Start of Block

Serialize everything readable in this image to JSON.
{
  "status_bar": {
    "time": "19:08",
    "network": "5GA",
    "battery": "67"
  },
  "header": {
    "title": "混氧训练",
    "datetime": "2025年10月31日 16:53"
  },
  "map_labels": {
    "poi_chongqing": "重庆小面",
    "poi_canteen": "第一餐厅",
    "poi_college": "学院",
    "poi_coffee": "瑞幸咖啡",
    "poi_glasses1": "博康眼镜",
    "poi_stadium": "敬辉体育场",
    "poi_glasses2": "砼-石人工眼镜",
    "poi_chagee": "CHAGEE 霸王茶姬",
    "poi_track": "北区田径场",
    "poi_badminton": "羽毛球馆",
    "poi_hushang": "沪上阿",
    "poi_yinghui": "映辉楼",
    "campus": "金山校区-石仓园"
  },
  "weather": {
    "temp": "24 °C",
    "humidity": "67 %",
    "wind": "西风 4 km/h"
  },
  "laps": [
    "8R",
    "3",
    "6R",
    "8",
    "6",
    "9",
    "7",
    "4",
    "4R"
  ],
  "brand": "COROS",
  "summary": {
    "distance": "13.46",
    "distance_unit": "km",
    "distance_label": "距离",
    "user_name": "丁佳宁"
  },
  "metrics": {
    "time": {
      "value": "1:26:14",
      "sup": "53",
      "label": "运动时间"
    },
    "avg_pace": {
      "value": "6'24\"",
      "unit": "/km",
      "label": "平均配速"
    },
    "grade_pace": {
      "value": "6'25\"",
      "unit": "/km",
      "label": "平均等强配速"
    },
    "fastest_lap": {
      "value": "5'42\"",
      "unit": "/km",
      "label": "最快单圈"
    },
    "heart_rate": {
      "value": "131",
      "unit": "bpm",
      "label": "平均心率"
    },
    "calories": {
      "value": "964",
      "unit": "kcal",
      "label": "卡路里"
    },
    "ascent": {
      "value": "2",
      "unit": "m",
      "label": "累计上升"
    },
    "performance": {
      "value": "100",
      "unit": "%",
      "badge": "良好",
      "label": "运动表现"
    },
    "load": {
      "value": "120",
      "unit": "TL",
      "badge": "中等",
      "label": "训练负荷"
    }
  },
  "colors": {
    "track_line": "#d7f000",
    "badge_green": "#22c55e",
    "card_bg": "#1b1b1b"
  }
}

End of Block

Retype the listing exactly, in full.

Serialize everything readable in this image to JSON.
{
  "status_bar": {
    "time": "19:08",
    "network": "5GA",
    "battery": "67"
  },
  "header": {
    "title": "混氧训练",
    "datetime": "2025年10月31日 16:53"
  },
  "map_labels": {
    "poi_chongqing": "重庆小面",
    "poi_canteen": "第一餐厅",
    "poi_college": "学院",
    "poi_coffee": "瑞幸咖啡",
    "poi_glasses1": "博康眼镜",
    "poi_stadium": "敬辉体育场",
    "poi_glasses2": "砼-石人工眼镜",
    "poi_chagee": "CHAGEE 霸王茶姬",
    "poi_track": "北区田径场",
    "poi_badminton": "羽毛球馆",
    "poi_hushang": "沪上阿",
    "poi_yinghui": "映辉楼",
    "campus": "金山校区-石仓园"
  },
  "weather": {
    "temp": "24 °C",
    "humidity": "67 %",
    "wind": "西风 4 km/h"
  },
  "laps": [
    "8R",
    "3",
    "6R",
    "8",
    "6",
    "9",
    "7",
    "4",
    "4R"
  ],
  "brand": "COROS",
  "summary": {
    "distance": "13.46",
    "distance_unit": "km",
    "distance_label": "距离",
    "user_name": "丁佳宁"
  },
  "metrics": {
    "time": {
      "value": "1:26:14",
      "sup": "53",
      "label": "运动时间"
    },
    "avg_pace": {
      "value": "6'24\"",
      "unit": "/km",
      "label": "平均配速"
    },
    "grade_pace": {
      "value": "6'25\"",
      "unit": "/km",
      "label": "平均等强配速"
    },
    "fastest_lap": {
      "value": "5'42\"",
      "unit": "/km",
      "label": "最快单圈"
    },
    "heart_rate": {
      "value": "131",
      "unit": "bpm",
      "label": "平均心率"
    },
    "calories": {
      "value": "964",
      "unit": "kcal",
      "label": "卡路里"
    },
    "ascent": {
      "value": "2",
      "unit": "m",
      "label": "累计上升"
    },
    "performance": {
      "value": "100",
      "unit": "%",
      "badge": "良好",
      "label": "运动表现"
    },
    "load": {
      "value": "120",
      "unit": "TL",
      "badge": "中等",
      "label": "训练负荷"
    }
  },
  "colors": {
    "track_line": "#d7f000",
    "badge_green": "#22c55e",
    "card_bg": "#1b1b1b"
  }
}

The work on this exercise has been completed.